Obesity means having too much body fat. It is different from being overweight, which means weighing too much. The weight may come from muscle, bone, fat, and/or body water. Both terms mean that a person's weight is greater than what's considered healthy for his or her height. Your body mass index is calculated by dividing your weight in kilograms (kg) by your height in meters (m) squared.


Weight Status

Below 18.5







Obese (Class I)


Obese (Class II)

40.0 and higher

Extreme obesity (Class III)

Calculate Your BMI

If you're obese, you're more likely to develop health problems, including:

  • High cholesterol
  • Type 2 diabetes
  • High blood pressure
  • Metabolic syndrome — a combination of high blood sugar, high blood pressure, high triglycerides and low HDL cholesterol
  • Heart disease
  • Stroke
  • Cancer
  • Breathing disorders
  • Gallbladder disease
  • Gynecological problems
  • Erectile dysfunction and sexual health issues
  • Nonalcoholic fatty liver disease, a condition in which fat builds up in the liver and can cause inflammation or scarring
  • Osteoarthritis

Who is at risk

Children and adolescents: parental obesity, unhealthy diet, low levels of physical activity, lack of sleep, and low family income.

Younger children: maternal diabetes, maternal smoking, gestational weight gain, and rapid infant growth.

Adults: age, genetic makeup, unhealthy diet, sedentary lifestyle, medical problems, certain medications, lack of sleep and low family income.

What you can do

  • Get more exercise.
  • Eat a healthier diet.
  • Understand what triggers out-of-control eating.
  • Talk to your doctor if you take medications that cause weight gain.

Ways to Burn More Calories Every Day

Preventive service at no cost

Children and adolescents 6 years and older

The USPSTF recommends that clinicians screen for obesity in children and adolescents 6 years and older and offer or refer them to comprehensive, intensive behavioral interventions to promote improvements in weight status.


The USPSTF recommends that clinicians offer or refer adults with a body mass index (BMI) of 30 or higher (calculated as weight in kilograms divided by height in meters squared) to intensive, multicomponent behavioral interventions.

Why screening is important

Obesity in children and adolescents may be associated with other conditions such as mental health and psychological issues, asthma, obstructive sleep apnea, orthopedic problems, and high blood pressure, high cholesterol, and insulin resistance. Children and adolescents also may experience teasing and bullying behaviors based on their weight. Obesity in childhood and adolescence may continue into adulthood and lead to adverse cardiovascular outcomes or other obesity-related morbidity, such as type 2 diabetes.

Obesity in adults may be associated with health problems such as coronary heart disease, type 2 diabetes, various types of cancer, gallstones, and disability. Obesity is also associated with an increased risk for death, particularly among adults younger than 65 years.

What the screening is

Body mass index measurement is the recommended screening test for obesity.
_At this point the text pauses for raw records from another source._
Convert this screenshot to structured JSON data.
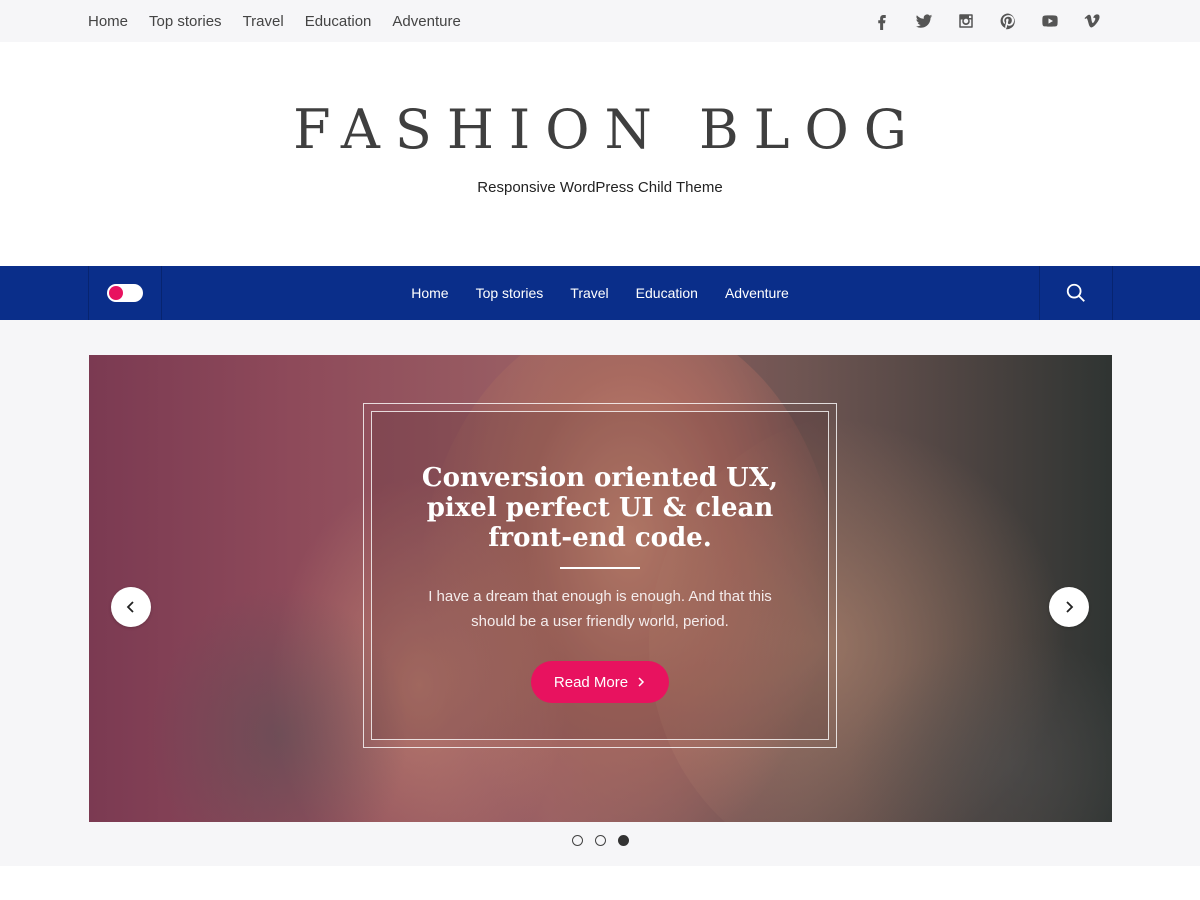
{
  "topbar": {
    "nav": [
      "Home",
      "Top stories",
      "Travel",
      "Education",
      "Adventure"
    ],
    "social_icons": [
      "facebook-icon",
      "twitter-icon",
      "instagram-icon",
      "pinterest-icon",
      "youtube-icon",
      "vimeo-icon"
    ]
  },
  "header": {
    "title": "FASHION BLOG",
    "tagline": "Responsive WordPress Child Theme"
  },
  "mainnav": {
    "items": [
      "Home",
      "Top stories",
      "Travel",
      "Education",
      "Adventure"
    ],
    "toggle_color": "#e8125f",
    "background": "#0a2e8a"
  },
  "slider": {
    "title_line1": "Conversion oriented UX,",
    "title_line2": "pixel perfect UI & clean",
    "title_line3": "front-end code.",
    "description_line1": "I have a dream that enough is enough. And that this",
    "description_line2": "should be a user friendly world, period.",
    "button_label": "Read More",
    "button_icon": "chevron-right-icon",
    "accent_color": "#e8125f",
    "dots_total": 3,
    "active_dot": 3
  }
}
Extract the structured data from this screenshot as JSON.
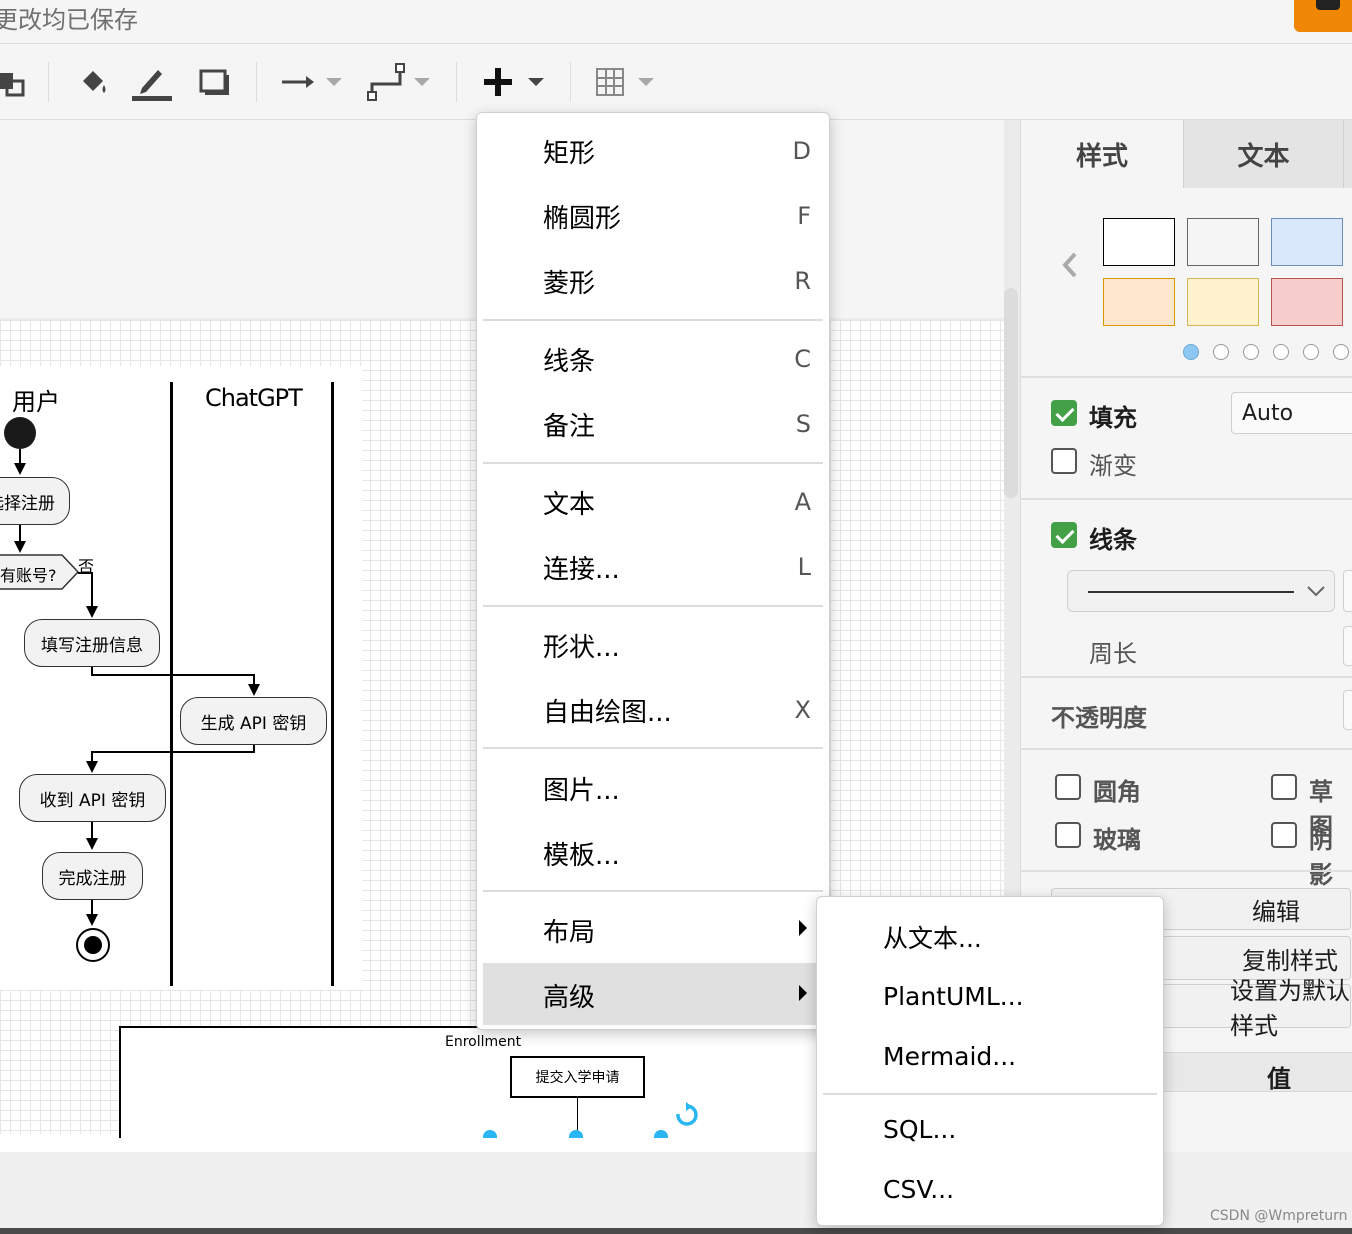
{
  "header": {
    "save_status": "更改均已保存"
  },
  "insert_menu": {
    "items": [
      {
        "label": "矩形",
        "key": "D"
      },
      {
        "label": "椭圆形",
        "key": "F"
      },
      {
        "label": "菱形",
        "key": "R"
      },
      {
        "label": "线条",
        "key": "C"
      },
      {
        "label": "备注",
        "key": "S"
      },
      {
        "label": "文本",
        "key": "A"
      },
      {
        "label": "连接...",
        "key": "L"
      },
      {
        "label": "形状...",
        "key": ""
      },
      {
        "label": "自由绘图...",
        "key": "X"
      },
      {
        "label": "图片...",
        "key": ""
      },
      {
        "label": "模板...",
        "key": ""
      },
      {
        "label": "布局",
        "key": ""
      },
      {
        "label": "高级",
        "key": ""
      }
    ]
  },
  "advanced_submenu": {
    "items": [
      "从文本...",
      "PlantUML...",
      "Mermaid...",
      "SQL...",
      "CSV..."
    ]
  },
  "diagram": {
    "lane_user": "用户",
    "lane_chatgpt": "ChatGPT",
    "nodes": {
      "choose_register": "选择注册",
      "has_account": "有账号?",
      "no_label": "否",
      "fill_info": "填写注册信息",
      "gen_key": "生成 API 密钥",
      "recv_key": "收到 API 密钥",
      "done": "完成注册"
    },
    "enrollment_title": "Enrollment",
    "apply_node": "提交入学申请"
  },
  "format_panel": {
    "tabs": [
      "样式",
      "文本"
    ],
    "swatch_colors": [
      "#ffffff",
      "#f5f5f5",
      "#dae8fc",
      "#ffe6cc",
      "#fff2cc",
      "#f8cecc"
    ],
    "swatch_borders": [
      "#000000",
      "#666666",
      "#6c8ebf",
      "#d79b00",
      "#d6b656",
      "#b85450"
    ],
    "fill_label": "填充",
    "fill_value": "Auto",
    "gradient_label": "渐变",
    "line_label": "线条",
    "perimeter_label": "周长",
    "opacity_label": "不透明度",
    "rounded_label": "圆角",
    "sketch_label": "草图",
    "glass_label": "玻璃",
    "shadow_label": "阴影",
    "edit_button": "编辑",
    "copy_style_button": "复制样式",
    "set_default_button": "设置为默认样式",
    "value_header": "值"
  },
  "watermark": "CSDN @Wmpreturn",
  "colors": {
    "accent_orange": "#f08705",
    "check_green": "#43a047",
    "menu_highlight": "#e0e0e0"
  }
}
Body mass index percentile is plotted on growth charts, such as those developed by the CDC, which are based on US-specific, population-based norms. There are separate charts for adults and for children 2 years and older.

Intensive behavioral weight loss interventions generally last for 1 to 2 years, with 12 or more sessions in the first year. Interventions encourage self-monitoring of weight and provide tools to support weight loss or weight loss maintenance. Intervention plans may depend on tailoring interventions to social, environmental, and individual factors.

Guide to Behavior Change


Weight-management therapists and counselors can help you with the emotions of changing lifestyles.

There are different types of weight loss surgery. They often limit the amount of food you can take in. Some types of surgery also affect how you digest food and absorb nutrients. All types have risks and complications, such as infections, hernias, and blood clots.

Many people who have the surgery lose weight quickly, but regain some weight later on. If you follow diet and exercise recommendations, you can keep most of the weight off. You will also need medical follow-up for the rest of your life.

Weight Loss Surgery

Additional resources